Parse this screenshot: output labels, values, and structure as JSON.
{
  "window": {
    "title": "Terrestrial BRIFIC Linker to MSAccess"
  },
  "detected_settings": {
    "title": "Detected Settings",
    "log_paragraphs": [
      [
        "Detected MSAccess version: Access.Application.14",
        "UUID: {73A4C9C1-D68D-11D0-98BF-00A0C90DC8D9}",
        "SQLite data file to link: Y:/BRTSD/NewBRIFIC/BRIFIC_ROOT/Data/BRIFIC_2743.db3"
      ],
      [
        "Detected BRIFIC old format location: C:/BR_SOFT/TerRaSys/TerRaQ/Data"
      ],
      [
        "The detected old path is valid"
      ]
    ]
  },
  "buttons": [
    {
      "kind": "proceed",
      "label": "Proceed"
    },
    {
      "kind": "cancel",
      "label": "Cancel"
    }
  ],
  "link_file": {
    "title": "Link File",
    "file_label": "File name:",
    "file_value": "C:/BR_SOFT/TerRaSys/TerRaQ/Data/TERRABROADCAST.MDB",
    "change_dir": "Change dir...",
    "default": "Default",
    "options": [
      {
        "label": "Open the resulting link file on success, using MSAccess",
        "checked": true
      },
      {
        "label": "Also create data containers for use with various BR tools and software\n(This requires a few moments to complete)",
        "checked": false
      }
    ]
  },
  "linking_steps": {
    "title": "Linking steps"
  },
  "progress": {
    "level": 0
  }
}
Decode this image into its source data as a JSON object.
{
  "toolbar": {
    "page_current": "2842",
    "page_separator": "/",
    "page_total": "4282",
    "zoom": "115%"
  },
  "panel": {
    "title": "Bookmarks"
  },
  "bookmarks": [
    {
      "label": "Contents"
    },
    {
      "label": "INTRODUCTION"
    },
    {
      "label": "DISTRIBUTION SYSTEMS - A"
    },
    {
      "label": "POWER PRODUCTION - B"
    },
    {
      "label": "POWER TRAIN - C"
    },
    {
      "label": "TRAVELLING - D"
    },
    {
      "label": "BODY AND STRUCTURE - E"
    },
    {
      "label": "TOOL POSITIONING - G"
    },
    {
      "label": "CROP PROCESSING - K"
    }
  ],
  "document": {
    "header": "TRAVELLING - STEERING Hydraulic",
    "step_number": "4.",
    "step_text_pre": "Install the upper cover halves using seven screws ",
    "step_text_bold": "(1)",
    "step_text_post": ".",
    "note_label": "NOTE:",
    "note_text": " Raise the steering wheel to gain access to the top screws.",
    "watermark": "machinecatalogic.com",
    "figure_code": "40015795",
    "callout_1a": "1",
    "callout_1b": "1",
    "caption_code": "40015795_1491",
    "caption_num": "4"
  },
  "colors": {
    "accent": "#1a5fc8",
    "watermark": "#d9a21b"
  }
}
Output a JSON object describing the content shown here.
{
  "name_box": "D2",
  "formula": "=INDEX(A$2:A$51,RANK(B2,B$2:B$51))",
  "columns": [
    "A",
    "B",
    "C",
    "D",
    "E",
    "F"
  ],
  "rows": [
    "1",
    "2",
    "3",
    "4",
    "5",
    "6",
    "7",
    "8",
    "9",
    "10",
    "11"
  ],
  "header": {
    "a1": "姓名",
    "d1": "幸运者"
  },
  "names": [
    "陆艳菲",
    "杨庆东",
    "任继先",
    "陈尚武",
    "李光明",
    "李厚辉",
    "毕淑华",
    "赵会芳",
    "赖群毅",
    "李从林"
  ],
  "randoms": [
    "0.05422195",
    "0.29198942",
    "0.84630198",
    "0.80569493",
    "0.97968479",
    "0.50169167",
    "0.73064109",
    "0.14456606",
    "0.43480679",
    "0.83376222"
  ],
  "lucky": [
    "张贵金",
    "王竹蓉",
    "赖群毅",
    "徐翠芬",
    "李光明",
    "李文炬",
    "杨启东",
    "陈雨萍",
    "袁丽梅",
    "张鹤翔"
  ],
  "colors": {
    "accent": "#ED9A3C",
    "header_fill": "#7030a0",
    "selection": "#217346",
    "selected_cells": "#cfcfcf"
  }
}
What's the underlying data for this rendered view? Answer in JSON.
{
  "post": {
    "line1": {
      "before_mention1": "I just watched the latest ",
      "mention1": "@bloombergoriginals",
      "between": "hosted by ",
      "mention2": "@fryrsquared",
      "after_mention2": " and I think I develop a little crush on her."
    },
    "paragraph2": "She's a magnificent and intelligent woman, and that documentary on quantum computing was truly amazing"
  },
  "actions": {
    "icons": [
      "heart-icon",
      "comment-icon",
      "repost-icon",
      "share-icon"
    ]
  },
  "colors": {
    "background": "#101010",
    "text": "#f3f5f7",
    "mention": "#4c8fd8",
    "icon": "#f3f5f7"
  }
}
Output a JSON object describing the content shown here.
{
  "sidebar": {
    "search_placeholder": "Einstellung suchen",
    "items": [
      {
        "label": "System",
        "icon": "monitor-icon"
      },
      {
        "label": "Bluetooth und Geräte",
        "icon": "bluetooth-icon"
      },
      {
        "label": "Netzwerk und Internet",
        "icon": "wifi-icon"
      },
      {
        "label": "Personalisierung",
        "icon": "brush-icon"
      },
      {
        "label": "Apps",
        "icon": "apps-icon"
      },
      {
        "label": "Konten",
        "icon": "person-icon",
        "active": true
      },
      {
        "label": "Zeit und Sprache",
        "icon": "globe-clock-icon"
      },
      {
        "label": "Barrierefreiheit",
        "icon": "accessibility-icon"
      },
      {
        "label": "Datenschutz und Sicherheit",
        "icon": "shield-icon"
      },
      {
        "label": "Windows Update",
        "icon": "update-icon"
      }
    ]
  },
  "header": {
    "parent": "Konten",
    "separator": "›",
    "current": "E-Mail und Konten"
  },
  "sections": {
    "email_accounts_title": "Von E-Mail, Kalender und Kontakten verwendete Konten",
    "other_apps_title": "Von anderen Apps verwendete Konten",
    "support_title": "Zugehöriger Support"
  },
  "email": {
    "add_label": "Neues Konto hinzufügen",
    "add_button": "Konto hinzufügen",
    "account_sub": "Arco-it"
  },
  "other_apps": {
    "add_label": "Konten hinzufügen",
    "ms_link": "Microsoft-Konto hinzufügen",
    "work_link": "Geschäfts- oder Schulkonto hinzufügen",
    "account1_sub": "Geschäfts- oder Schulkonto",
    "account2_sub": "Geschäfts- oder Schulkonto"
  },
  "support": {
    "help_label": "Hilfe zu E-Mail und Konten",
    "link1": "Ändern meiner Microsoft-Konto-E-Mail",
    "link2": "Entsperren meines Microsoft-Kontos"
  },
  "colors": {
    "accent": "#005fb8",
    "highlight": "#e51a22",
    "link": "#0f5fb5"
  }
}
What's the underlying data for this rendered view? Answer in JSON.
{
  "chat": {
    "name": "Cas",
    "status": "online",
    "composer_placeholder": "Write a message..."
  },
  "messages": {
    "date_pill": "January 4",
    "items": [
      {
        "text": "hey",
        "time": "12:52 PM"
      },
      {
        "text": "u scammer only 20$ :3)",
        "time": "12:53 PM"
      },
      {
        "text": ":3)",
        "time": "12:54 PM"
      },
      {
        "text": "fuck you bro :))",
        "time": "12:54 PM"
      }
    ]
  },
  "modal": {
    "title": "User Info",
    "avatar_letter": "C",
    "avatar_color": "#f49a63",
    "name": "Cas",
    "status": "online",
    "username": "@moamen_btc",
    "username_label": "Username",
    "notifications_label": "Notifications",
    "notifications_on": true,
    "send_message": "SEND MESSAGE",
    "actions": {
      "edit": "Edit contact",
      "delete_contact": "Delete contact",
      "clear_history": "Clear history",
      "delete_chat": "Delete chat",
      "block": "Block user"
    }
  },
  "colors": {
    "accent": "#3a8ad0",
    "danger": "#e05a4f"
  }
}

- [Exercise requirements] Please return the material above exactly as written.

- [Exercise output]
Parse this screenshot: output labels, values, and structure as JSON.
{
  "window": {
    "title": "Terrestrial BRIFIC Linker to MSAccess"
  },
  "detected_settings": {
    "title": "Detected Settings",
    "log_paragraphs": [
      [
        "Detected MSAccess version: Access.Application.14",
        "UUID: {73A4C9C1-D68D-11D0-98BF-00A0C90DC8D9}",
        "SQLite data file to link: Y:/BRTSD/NewBRIFIC/BRIFIC_ROOT/Data/BRIFIC_2743.db3"
      ],
      [
        "Detected BRIFIC old format location: C:/BR_SOFT/TerRaSys/TerRaQ/Data"
      ],
      [
        "The detected old path is valid"
      ]
    ]
  },
  "buttons": [
    {
      "kind": "proceed",
      "label": "Proceed"
    },
    {
      "kind": "cancel",
      "label": "Cancel"
    }
  ],
  "link_file": {
    "title": "Link File",
    "file_label": "File name:",
    "file_value": "C:/BR_SOFT/TerRaSys/TerRaQ/Data/TERRABROADCAST.MDB",
    "change_dir": "Change dir...",
    "default": "Default",
    "options": [
      {
        "label": "Open the resulting link file on success, using MSAccess",
        "checked": true
      },
      {
        "label": "Also create data containers for use with various BR tools and software\n(This requires a few moments to complete)",
        "checked": false
      }
    ]
  },
  "linking_steps": {
    "title": "Linking steps"
  },
  "progress": {
    "level": 0
  }
}
Decode this image into its source data as a JSON object.
{
  "toolbar": {
    "page_current": "2842",
    "page_separator": "/",
    "page_total": "4282",
    "zoom": "115%"
  },
  "panel": {
    "title": "Bookmarks"
  },
  "bookmarks": [
    {
      "label": "Contents"
    },
    {
      "label": "INTRODUCTION"
    },
    {
      "label": "DISTRIBUTION SYSTEMS - A"
    },
    {
      "label": "POWER PRODUCTION - B"
    },
    {
      "label": "POWER TRAIN - C"
    },
    {
      "label": "TRAVELLING - D"
    },
    {
      "label": "BODY AND STRUCTURE - E"
    },
    {
      "label": "TOOL POSITIONING - G"
    },
    {
      "label": "CROP PROCESSING - K"
    }
  ],
  "document": {
    "header": "TRAVELLING - STEERING Hydraulic",
    "step_number": "4.",
    "step_text_pre": "Install the upper cover halves using seven screws ",
    "step_text_bold": "(1)",
    "step_text_post": ".",
    "note_label": "NOTE:",
    "note_text": " Raise the steering wheel to gain access to the top screws.",
    "watermark": "machinecatalogic.com",
    "figure_code": "40015795",
    "callout_1a": "1",
    "callout_1b": "1",
    "caption_code": "40015795_1491",
    "caption_num": "4"
  },
  "colors": {
    "accent": "#1a5fc8",
    "watermark": "#d9a21b"
  }
}
Output a JSON object describing the content shown here.
{
  "name_box": "D2",
  "formula": "=INDEX(A$2:A$51,RANK(B2,B$2:B$51))",
  "columns": [
    "A",
    "B",
    "C",
    "D",
    "E",
    "F"
  ],
  "rows": [
    "1",
    "2",
    "3",
    "4",
    "5",
    "6",
    "7",
    "8",
    "9",
    "10",
    "11"
  ],
  "header": {
    "a1": "姓名",
    "d1": "幸运者"
  },
  "names": [
    "陆艳菲",
    "杨庆东",
    "任继先",
    "陈尚武",
    "李光明",
    "李厚辉",
    "毕淑华",
    "赵会芳",
    "赖群毅",
    "李从林"
  ],
  "randoms": [
    "0.05422195",
    "0.29198942",
    "0.84630198",
    "0.80569493",
    "0.97968479",
    "0.50169167",
    "0.73064109",
    "0.14456606",
    "0.43480679",
    "0.83376222"
  ],
  "lucky": [
    "张贵金",
    "王竹蓉",
    "赖群毅",
    "徐翠芬",
    "李光明",
    "李文炬",
    "杨启东",
    "陈雨萍",
    "袁丽梅",
    "张鹤翔"
  ],
  "colors": {
    "accent": "#ED9A3C",
    "header_fill": "#7030a0",
    "selection": "#217346",
    "selected_cells": "#cfcfcf"
  }
}
What's the underlying data for this rendered view? Answer in JSON.
{
  "post": {
    "line1": {
      "before_mention1": "I just watched the latest ",
      "mention1": "@bloombergoriginals",
      "between": "hosted by ",
      "mention2": "@fryrsquared",
      "after_mention2": " and I think I develop a little crush on her."
    },
    "paragraph2": "She's a magnificent and intelligent woman, and that documentary on quantum computing was truly amazing"
  },
  "actions": {
    "icons": [
      "heart-icon",
      "comment-icon",
      "repost-icon",
      "share-icon"
    ]
  },
  "colors": {
    "background": "#101010",
    "text": "#f3f5f7",
    "mention": "#4c8fd8",
    "icon": "#f3f5f7"
  }
}
Output a JSON object describing the content shown here.
{
  "sidebar": {
    "search_placeholder": "Einstellung suchen",
    "items": [
      {
        "label": "System",
        "icon": "monitor-icon"
      },
      {
        "label": "Bluetooth und Geräte",
        "icon": "bluetooth-icon"
      },
      {
        "label": "Netzwerk und Internet",
        "icon": "wifi-icon"
      },
      {
        "label": "Personalisierung",
        "icon": "brush-icon"
      },
      {
        "label": "Apps",
        "icon": "apps-icon"
      },
      {
        "label": "Konten",
        "icon": "person-icon",
        "active": true
      },
      {
        "label": "Zeit und Sprache",
        "icon": "globe-clock-icon"
      },
      {
        "label": "Barrierefreiheit",
        "icon": "accessibility-icon"
      },
      {
        "label": "Datenschutz und Sicherheit",
        "icon": "shield-icon"
      },
      {
        "label": "Windows Update",
        "icon": "update-icon"
      }
    ]
  },
  "header": {
    "parent": "Konten",
    "separator": "›",
    "current": "E-Mail und Konten"
  },
  "sections": {
    "email_accounts_title": "Von E-Mail, Kalender und Kontakten verwendete Konten",
    "other_apps_title": "Von anderen Apps verwendete Konten",
    "support_title": "Zugehöriger Support"
  },
  "email": {
    "add_label": "Neues Konto hinzufügen",
    "add_button": "Konto hinzufügen",
    "account_sub": "Arco-it"
  },
  "other_apps": {
    "add_label": "Konten hinzufügen",
    "ms_link": "Microsoft-Konto hinzufügen",
    "work_link": "Geschäfts- oder Schulkonto hinzufügen",
    "account1_sub": "Geschäfts- oder Schulkonto",
    "account2_sub": "Geschäfts- oder Schulkonto"
  },
  "support": {
    "help_label": "Hilfe zu E-Mail und Konten",
    "link1": "Ändern meiner Microsoft-Konto-E-Mail",
    "link2": "Entsperren meines Microsoft-Kontos"
  },
  "colors": {
    "accent": "#005fb8",
    "highlight": "#e51a22",
    "link": "#0f5fb5"
  }
}
What's the underlying data for this rendered view? Answer in JSON.
{
  "chat": {
    "name": "Cas",
    "status": "online",
    "composer_placeholder": "Write a message..."
  },
  "messages": {
    "date_pill": "January 4",
    "items": [
      {
        "text": "hey",
        "time": "12:52 PM"
      },
      {
        "text": "u scammer only 20$ :3)",
        "time": "12:53 PM"
      },
      {
        "text": ":3)",
        "time": "12:54 PM"
      },
      {
        "text": "fuck you bro :))",
        "time": "12:54 PM"
      }
    ]
  },
  "modal": {
    "title": "User Info",
    "avatar_letter": "C",
    "avatar_color": "#f49a63",
    "name": "Cas",
    "status": "online",
    "username": "@moamen_btc",
    "username_label": "Username",
    "notifications_label": "Notifications",
    "notifications_on": true,
    "send_message": "SEND MESSAGE",
    "actions": {
      "edit": "Edit contact",
      "delete_contact": "Delete contact",
      "clear_history": "Clear history",
      "delete_chat": "Delete chat",
      "block": "Block user"
    }
  },
  "colors": {
    "accent": "#3a8ad0",
    "danger": "#e05a4f"
  }
}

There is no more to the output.